BEGIN

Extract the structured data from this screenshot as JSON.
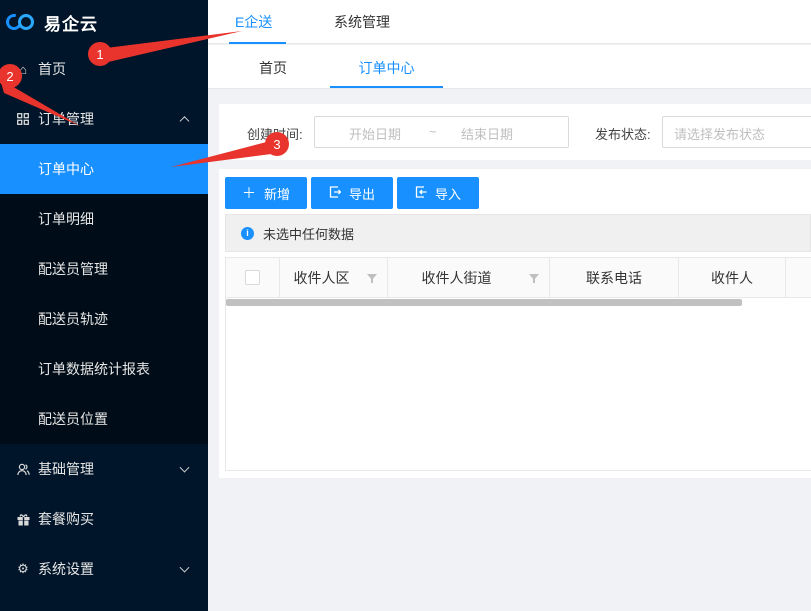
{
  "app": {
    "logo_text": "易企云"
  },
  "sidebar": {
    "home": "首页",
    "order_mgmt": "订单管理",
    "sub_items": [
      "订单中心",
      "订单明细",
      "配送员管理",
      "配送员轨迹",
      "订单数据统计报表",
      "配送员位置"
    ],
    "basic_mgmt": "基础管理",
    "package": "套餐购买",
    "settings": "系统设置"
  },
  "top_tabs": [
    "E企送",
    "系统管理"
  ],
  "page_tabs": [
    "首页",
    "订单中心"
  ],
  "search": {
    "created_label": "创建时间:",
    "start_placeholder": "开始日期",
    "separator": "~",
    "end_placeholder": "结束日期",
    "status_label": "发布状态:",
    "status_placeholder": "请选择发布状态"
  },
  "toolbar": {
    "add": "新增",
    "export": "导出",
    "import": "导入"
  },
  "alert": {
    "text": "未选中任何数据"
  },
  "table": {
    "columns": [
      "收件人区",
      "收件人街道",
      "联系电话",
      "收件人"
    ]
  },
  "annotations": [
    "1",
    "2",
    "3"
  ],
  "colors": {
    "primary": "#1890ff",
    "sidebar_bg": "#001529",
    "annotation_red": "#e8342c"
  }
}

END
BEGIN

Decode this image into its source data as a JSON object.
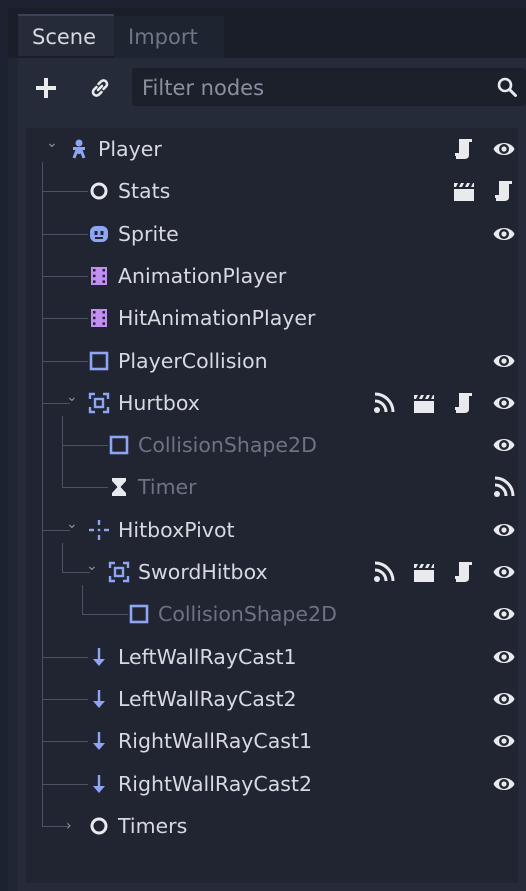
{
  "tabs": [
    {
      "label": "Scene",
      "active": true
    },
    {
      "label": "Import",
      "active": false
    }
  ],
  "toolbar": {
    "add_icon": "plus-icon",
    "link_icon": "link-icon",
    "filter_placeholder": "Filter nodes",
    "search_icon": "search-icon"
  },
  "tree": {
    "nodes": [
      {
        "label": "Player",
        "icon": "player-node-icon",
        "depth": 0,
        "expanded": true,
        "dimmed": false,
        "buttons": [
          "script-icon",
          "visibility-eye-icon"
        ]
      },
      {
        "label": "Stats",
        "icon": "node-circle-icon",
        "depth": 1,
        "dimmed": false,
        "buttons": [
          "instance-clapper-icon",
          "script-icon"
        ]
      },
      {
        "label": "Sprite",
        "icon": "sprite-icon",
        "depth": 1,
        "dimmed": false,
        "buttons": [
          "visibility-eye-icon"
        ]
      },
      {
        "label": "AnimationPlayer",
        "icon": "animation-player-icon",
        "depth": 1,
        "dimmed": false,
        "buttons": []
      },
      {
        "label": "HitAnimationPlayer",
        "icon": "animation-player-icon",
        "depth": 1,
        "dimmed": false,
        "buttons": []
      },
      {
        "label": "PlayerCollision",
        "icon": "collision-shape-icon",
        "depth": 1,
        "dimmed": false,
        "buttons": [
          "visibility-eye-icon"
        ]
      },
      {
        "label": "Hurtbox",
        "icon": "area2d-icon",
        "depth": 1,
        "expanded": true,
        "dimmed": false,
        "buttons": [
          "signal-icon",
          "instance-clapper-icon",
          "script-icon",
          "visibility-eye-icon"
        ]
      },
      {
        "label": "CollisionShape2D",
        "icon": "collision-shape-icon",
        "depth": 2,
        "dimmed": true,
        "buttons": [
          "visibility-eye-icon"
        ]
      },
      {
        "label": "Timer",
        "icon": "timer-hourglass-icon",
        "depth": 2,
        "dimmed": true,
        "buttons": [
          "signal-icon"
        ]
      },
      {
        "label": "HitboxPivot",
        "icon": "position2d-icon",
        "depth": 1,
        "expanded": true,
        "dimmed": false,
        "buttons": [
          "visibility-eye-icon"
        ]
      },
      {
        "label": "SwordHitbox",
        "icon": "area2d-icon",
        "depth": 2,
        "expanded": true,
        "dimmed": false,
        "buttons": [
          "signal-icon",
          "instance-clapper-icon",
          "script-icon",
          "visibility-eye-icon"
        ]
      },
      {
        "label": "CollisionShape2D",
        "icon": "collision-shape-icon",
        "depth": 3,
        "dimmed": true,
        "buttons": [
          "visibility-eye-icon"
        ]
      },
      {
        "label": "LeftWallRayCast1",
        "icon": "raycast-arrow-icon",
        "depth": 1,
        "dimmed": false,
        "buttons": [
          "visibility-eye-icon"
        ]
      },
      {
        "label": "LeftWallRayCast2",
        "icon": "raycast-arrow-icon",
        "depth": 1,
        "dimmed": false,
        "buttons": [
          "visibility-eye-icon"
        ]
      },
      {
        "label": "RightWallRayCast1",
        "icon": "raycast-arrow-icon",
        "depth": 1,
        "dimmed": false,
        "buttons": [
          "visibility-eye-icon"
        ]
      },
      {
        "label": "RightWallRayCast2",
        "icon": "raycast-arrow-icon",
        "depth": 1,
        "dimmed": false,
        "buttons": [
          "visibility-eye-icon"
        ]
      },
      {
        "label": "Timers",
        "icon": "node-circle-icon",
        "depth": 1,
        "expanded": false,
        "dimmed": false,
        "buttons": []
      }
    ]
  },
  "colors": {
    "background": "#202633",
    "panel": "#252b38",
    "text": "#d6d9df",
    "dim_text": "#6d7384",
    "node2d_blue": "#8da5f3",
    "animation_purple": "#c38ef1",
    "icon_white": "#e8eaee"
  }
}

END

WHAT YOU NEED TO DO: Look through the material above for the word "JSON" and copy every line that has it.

TASK ANSWER:
Extract the structured data from this screenshot as JSON.
Decode this image into its source data as a JSON object.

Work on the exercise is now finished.